▸ What this task involves:
Return each line of the records below in which the string "false" turns up.

Interface dataset entries:
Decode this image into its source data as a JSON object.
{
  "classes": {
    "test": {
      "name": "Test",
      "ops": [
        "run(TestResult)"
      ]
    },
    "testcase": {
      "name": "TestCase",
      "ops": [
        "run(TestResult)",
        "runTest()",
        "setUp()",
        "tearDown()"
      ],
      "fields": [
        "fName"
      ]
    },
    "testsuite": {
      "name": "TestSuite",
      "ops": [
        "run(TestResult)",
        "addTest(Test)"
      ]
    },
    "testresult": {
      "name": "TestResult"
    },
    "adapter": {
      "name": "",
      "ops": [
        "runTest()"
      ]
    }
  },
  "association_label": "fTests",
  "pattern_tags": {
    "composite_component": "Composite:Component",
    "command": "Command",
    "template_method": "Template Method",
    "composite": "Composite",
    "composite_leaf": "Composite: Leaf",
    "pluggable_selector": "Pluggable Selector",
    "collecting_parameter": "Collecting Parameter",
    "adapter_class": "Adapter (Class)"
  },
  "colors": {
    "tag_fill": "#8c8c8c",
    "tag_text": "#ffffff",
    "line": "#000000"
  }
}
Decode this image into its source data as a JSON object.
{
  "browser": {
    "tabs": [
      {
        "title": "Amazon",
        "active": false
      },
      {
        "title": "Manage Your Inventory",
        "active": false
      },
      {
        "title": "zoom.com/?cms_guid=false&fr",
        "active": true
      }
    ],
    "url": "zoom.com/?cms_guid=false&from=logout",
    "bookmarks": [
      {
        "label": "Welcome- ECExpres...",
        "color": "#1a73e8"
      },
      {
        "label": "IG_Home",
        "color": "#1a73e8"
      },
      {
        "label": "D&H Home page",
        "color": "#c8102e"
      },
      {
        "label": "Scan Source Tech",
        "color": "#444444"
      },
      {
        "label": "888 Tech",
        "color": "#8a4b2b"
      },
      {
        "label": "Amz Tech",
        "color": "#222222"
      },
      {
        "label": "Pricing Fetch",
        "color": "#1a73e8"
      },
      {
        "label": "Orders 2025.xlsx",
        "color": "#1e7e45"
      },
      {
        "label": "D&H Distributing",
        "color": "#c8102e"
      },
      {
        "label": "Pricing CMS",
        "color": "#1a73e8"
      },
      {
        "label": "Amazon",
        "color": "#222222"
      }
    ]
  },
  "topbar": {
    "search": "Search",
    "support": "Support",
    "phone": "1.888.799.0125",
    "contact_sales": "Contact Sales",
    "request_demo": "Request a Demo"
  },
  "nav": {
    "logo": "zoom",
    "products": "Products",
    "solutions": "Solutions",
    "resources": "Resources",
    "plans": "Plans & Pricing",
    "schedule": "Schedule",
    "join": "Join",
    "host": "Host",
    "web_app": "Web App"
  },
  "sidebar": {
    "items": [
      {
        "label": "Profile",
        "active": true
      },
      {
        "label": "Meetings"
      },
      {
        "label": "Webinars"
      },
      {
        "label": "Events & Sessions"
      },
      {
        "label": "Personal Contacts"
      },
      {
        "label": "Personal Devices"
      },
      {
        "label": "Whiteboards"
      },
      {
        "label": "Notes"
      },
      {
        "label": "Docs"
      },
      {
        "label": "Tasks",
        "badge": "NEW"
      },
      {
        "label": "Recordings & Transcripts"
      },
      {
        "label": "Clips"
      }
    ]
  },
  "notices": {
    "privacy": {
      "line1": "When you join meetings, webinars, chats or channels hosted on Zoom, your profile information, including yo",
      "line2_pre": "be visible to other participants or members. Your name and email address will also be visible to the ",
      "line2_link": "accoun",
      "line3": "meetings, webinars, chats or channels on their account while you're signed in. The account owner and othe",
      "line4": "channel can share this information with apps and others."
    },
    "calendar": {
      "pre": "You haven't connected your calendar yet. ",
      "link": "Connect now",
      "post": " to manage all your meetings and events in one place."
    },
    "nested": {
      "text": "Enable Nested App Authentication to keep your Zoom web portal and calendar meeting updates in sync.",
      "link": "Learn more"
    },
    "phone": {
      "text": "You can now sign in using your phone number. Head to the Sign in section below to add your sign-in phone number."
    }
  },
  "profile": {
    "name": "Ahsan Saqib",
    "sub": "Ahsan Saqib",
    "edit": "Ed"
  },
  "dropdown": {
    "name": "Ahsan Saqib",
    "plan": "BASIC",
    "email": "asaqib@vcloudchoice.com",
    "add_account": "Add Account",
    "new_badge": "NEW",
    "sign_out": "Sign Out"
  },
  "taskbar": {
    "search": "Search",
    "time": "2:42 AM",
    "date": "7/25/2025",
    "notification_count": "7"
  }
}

▸ Task answer:
        "active": false
        "active": false
        "title": "zoom.com/?cms_guid=false&fr",
    "url": "zoom.com/?cms_guid=false&from=logout",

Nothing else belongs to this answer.